Self-isolation rule changes in England and Scotland: what do they mean for employers?


It is a legal obligation for individuals to self-isolate if they are positive or if the NHS Test and Trace tells them to do so, regardless of their vaccination status. However, the government intends to exempt those who are fully vaccinated (or under 18) from the requirement to self-isolate if they come into contact with a positive case. The changes are expected to take effect August 16 in England and August 9 in Scotland.

What are the current rules?

Currently, most individuals are required by law to self-isolate if they or someone they live with has symptoms or tests positive for COVID, if they have returned from a “red list” country. or if they have been contacted by NHS Test and Trace. Failure to do so, or an employer insisting that an employee come to work in these circumstances, can result in fines starting at £ 1,000 for the first offense and up to £ 10,000 for the fourth offense and penalties. following.

For individuals “pinged” by the NHS app, self-isolation is advisory only and not a legal requirement.

Recently the government introduced exceptions for frontline health workers and other essential workers to allow them to continue working, where it would have a “major negative impact on essential services” for them to isolate themselves. . The exception applies to workers who are double vaccinated (and 14 days have passed since their second dose) and who have been identified as close contacts. The current list of exempt essential workers includes railway flaggers and air traffic controllers. Employers wishing to make use of the exemption should contact the relevant government department in their sector and requests will be accepted on a case-by-case basis. In case of eligibility, this will be confirmed in a letter to the employer setting out the relevant measures that must be followed.

How are the rules changing?

From August 9 in Scotland and August 16 in England, all fully vaccinated people will be exempt from mandatory self-isolation. If a person is in close contact with someone with COVID, they will no longer be required to self-isolate for 10 days. Instead, if the person has been doubly vaccinated (for at least two weeks) or is under 18 and has no symptoms, their self-isolation may end. There is no legal obligation to take a PCR test, but individuals are encouraged to do so. If their test comes back positive, they will have to isolate themselves.

What does this mean for employers?

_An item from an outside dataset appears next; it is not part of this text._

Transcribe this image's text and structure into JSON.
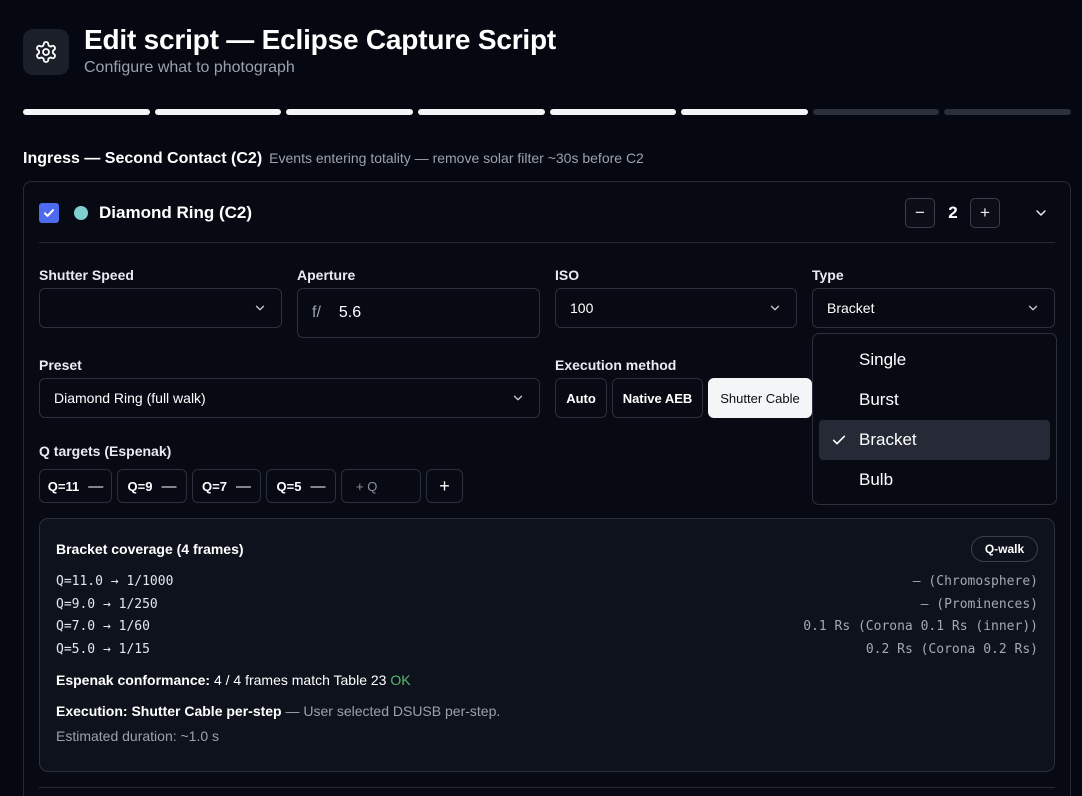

In light of the rule change, it can be argued that employers will need to know which members of their staff have been doubly vaccinated, in order to ensure that they are complying with the law. The Office of the Information Commissioner recently issued an advisory confirming that in order to be processed legally, the collection of immunization data must be necessary and relevant for a specific purpose. Each company will therefore have to determine its objective in collecting this data. Additionally, since employee health information is ‘special category data’, the collection of such data should be done with care and in accordance with UK Data Privacy Act.

There could also be an increase in discussions about whether employers can impose compulsory vaccination in the workplace, not only as a means of ensuring the health and safety of staff, but also to maintain business continuity. Immunization is a difficult and sensitive area with strong arguments on both sides, so all decisions and rationale should be carefully documented and be part of a detailed risk assessment taking into account other measures to ensure staff safety. and maintain business continuity.

Leave A Reply

Your email address will not be published.